* Listed entries:
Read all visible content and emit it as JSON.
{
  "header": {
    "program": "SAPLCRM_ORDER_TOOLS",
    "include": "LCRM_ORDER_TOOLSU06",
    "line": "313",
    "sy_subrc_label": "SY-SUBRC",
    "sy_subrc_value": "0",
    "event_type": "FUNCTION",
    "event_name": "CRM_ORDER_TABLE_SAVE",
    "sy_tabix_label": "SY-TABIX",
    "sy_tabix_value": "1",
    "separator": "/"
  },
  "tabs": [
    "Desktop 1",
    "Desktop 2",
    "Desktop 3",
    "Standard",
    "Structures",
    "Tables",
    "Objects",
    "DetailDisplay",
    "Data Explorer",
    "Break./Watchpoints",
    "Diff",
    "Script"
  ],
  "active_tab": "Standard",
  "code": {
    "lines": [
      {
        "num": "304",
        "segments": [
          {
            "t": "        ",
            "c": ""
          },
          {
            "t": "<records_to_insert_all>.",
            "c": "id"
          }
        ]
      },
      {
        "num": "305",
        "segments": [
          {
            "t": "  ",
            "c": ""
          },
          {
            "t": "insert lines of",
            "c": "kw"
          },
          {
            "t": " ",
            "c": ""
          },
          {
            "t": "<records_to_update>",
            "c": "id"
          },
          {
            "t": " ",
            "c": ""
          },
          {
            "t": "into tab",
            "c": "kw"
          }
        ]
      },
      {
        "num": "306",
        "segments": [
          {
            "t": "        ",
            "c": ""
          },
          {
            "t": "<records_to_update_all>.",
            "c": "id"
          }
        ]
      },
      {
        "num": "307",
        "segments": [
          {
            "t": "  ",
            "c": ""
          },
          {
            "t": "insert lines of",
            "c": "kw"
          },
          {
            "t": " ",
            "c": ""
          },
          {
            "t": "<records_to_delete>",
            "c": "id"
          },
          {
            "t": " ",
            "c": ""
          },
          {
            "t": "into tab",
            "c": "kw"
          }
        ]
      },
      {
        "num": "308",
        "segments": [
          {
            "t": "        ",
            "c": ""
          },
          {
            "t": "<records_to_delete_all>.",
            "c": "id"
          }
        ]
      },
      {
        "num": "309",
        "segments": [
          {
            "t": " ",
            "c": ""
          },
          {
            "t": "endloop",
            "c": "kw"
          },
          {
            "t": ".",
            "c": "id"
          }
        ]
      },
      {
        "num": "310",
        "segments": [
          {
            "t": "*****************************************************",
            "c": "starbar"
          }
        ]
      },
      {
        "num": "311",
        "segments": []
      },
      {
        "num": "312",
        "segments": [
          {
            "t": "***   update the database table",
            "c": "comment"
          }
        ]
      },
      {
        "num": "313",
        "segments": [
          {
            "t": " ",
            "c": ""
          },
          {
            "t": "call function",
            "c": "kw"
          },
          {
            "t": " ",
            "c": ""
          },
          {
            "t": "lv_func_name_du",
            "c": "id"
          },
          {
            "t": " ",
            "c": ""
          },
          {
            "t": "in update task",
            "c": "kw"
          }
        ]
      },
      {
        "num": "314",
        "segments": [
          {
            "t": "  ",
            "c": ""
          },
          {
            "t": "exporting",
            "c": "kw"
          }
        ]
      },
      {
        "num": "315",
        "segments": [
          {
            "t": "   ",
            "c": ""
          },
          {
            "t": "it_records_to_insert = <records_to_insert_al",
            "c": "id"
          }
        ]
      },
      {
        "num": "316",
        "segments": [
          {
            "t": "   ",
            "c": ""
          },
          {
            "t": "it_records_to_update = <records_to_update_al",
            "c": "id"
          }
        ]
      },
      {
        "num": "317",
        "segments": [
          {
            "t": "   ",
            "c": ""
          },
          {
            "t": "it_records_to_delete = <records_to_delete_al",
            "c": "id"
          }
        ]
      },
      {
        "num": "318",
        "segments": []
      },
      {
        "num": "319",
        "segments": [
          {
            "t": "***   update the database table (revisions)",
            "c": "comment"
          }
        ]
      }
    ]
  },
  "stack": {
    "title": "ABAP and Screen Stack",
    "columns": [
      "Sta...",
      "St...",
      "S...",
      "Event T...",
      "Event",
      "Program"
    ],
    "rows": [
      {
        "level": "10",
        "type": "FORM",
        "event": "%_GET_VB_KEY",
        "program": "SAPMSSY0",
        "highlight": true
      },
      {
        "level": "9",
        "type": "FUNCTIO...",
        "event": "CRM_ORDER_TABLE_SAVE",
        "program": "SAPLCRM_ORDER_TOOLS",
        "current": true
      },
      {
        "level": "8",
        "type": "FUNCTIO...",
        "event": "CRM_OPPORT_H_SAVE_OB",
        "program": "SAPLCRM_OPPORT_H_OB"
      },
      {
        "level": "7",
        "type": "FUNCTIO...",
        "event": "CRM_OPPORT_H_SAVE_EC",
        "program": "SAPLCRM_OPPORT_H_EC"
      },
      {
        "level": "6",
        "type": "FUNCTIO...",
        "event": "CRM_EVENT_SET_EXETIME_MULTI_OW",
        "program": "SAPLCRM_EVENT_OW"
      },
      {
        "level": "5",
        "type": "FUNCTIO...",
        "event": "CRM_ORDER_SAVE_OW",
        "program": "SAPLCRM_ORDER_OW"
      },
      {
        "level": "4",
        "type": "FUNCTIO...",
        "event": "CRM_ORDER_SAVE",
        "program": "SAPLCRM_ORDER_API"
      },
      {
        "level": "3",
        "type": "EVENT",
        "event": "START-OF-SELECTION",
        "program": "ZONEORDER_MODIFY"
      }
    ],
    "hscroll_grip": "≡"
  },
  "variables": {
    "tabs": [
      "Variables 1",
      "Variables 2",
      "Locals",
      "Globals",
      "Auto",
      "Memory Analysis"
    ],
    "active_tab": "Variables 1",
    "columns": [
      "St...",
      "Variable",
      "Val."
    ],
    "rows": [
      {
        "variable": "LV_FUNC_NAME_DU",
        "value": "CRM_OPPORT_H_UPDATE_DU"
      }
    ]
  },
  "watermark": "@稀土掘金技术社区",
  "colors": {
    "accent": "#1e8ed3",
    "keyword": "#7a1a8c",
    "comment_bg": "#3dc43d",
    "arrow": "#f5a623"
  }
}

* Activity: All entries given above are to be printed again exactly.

* Result of this task:
Read all visible content and emit it as JSON.
{
  "header": {
    "program": "SAPLCRM_ORDER_TOOLS",
    "include": "LCRM_ORDER_TOOLSU06",
    "line": "313",
    "sy_subrc_label": "SY-SUBRC",
    "sy_subrc_value": "0",
    "event_type": "FUNCTION",
    "event_name": "CRM_ORDER_TABLE_SAVE",
    "sy_tabix_label": "SY-TABIX",
    "sy_tabix_value": "1",
    "separator": "/"
  },
  "tabs": [
    "Desktop 1",
    "Desktop 2",
    "Desktop 3",
    "Standard",
    "Structures",
    "Tables",
    "Objects",
    "DetailDisplay",
    "Data Explorer",
    "Break./Watchpoints",
    "Diff",
    "Script"
  ],
  "active_tab": "Standard",
  "code": {
    "lines": [
      {
        "num": "304",
        "segments": [
          {
            "t": "        ",
            "c": ""
          },
          {
            "t": "<records_to_insert_all>.",
            "c": "id"
          }
        ]
      },
      {
        "num": "305",
        "segments": [
          {
            "t": "  ",
            "c": ""
          },
          {
            "t": "insert lines of",
            "c": "kw"
          },
          {
            "t": " ",
            "c": ""
          },
          {
            "t": "<records_to_update>",
            "c": "id"
          },
          {
            "t": " ",
            "c": ""
          },
          {
            "t": "into tab",
            "c": "kw"
          }
        ]
      },
      {
        "num": "306",
        "segments": [
          {
            "t": "        ",
            "c": ""
          },
          {
            "t": "<records_to_update_all>.",
            "c": "id"
          }
        ]
      },
      {
        "num": "307",
        "segments": [
          {
            "t": "  ",
            "c": ""
          },
          {
            "t": "insert lines of",
            "c": "kw"
          },
          {
            "t": " ",
            "c": ""
          },
          {
            "t": "<records_to_delete>",
            "c": "id"
          },
          {
            "t": " ",
            "c": ""
          },
          {
            "t": "into tab",
            "c": "kw"
          }
        ]
      },
      {
        "num": "308",
        "segments": [
          {
            "t": "        ",
            "c": ""
          },
          {
            "t": "<records_to_delete_all>.",
            "c": "id"
          }
        ]
      },
      {
        "num": "309",
        "segments": [
          {
            "t": " ",
            "c": ""
          },
          {
            "t": "endloop",
            "c": "kw"
          },
          {
            "t": ".",
            "c": "id"
          }
        ]
      },
      {
        "num": "310",
        "segments": [
          {
            "t": "*****************************************************",
            "c": "starbar"
          }
        ]
      },
      {
        "num": "311",
        "segments": []
      },
      {
        "num": "312",
        "segments": [
          {
            "t": "***   update the database table",
            "c": "comment"
          }
        ]
      },
      {
        "num": "313",
        "segments": [
          {
            "t": " ",
            "c": ""
          },
          {
            "t": "call function",
            "c": "kw"
          },
          {
            "t": " ",
            "c": ""
          },
          {
            "t": "lv_func_name_du",
            "c": "id"
          },
          {
            "t": " ",
            "c": ""
          },
          {
            "t": "in update task",
            "c": "kw"
          }
        ]
      },
      {
        "num": "314",
        "segments": [
          {
            "t": "  ",
            "c": ""
          },
          {
            "t": "exporting",
            "c": "kw"
          }
        ]
      },
      {
        "num": "315",
        "segments": [
          {
            "t": "   ",
            "c": ""
          },
          {
            "t": "it_records_to_insert = <records_to_insert_al",
            "c": "id"
          }
        ]
      },
      {
        "num": "316",
        "segments": [
          {
            "t": "   ",
            "c": ""
          },
          {
            "t": "it_records_to_update = <records_to_update_al",
            "c": "id"
          }
        ]
      },
      {
        "num": "317",
        "segments": [
          {
            "t": "   ",
            "c": ""
          },
          {
            "t": "it_records_to_delete = <records_to_delete_al",
            "c": "id"
          }
        ]
      },
      {
        "num": "318",
        "segments": []
      },
      {
        "num": "319",
        "segments": [
          {
            "t": "***   update the database table (revisions)",
            "c": "comment"
          }
        ]
      }
    ]
  },
  "stack": {
    "title": "ABAP and Screen Stack",
    "columns": [
      "Sta...",
      "St...",
      "S...",
      "Event T...",
      "Event",
      "Program"
    ],
    "rows": [
      {
        "level": "10",
        "type": "FORM",
        "event": "%_GET_VB_KEY",
        "program": "SAPMSSY0",
        "highlight": true
      },
      {
        "level": "9",
        "type": "FUNCTIO...",
        "event": "CRM_ORDER_TABLE_SAVE",
        "program": "SAPLCRM_ORDER_TOOLS",
        "current": true
      },
      {
        "level": "8",
        "type": "FUNCTIO...",
        "event": "CRM_OPPORT_H_SAVE_OB",
        "program": "SAPLCRM_OPPORT_H_OB"
      },
      {
        "level": "7",
        "type": "FUNCTIO...",
        "event": "CRM_OPPORT_H_SAVE_EC",
        "program": "SAPLCRM_OPPORT_H_EC"
      },
      {
        "level": "6",
        "type": "FUNCTIO...",
        "event": "CRM_EVENT_SET_EXETIME_MULTI_OW",
        "program": "SAPLCRM_EVENT_OW"
      },
      {
        "level": "5",
        "type": "FUNCTIO...",
        "event": "CRM_ORDER_SAVE_OW",
        "program": "SAPLCRM_ORDER_OW"
      },
      {
        "level": "4",
        "type": "FUNCTIO...",
        "event": "CRM_ORDER_SAVE",
        "program": "SAPLCRM_ORDER_API"
      },
      {
        "level": "3",
        "type": "EVENT",
        "event": "START-OF-SELECTION",
        "program": "ZONEORDER_MODIFY"
      }
    ],
    "hscroll_grip": "≡"
  },
  "variables": {
    "tabs": [
      "Variables 1",
      "Variables 2",
      "Locals",
      "Globals",
      "Auto",
      "Memory Analysis"
    ],
    "active_tab": "Variables 1",
    "columns": [
      "St...",
      "Variable",
      "Val."
    ],
    "rows": [
      {
        "variable": "LV_FUNC_NAME_DU",
        "value": "CRM_OPPORT_H_UPDATE_DU"
      }
    ]
  },
  "watermark": "@稀土掘金技术社区",
  "colors": {
    "accent": "#1e8ed3",
    "keyword": "#7a1a8c",
    "comment_bg": "#3dc43d",
    "arrow": "#f5a623"
  }
}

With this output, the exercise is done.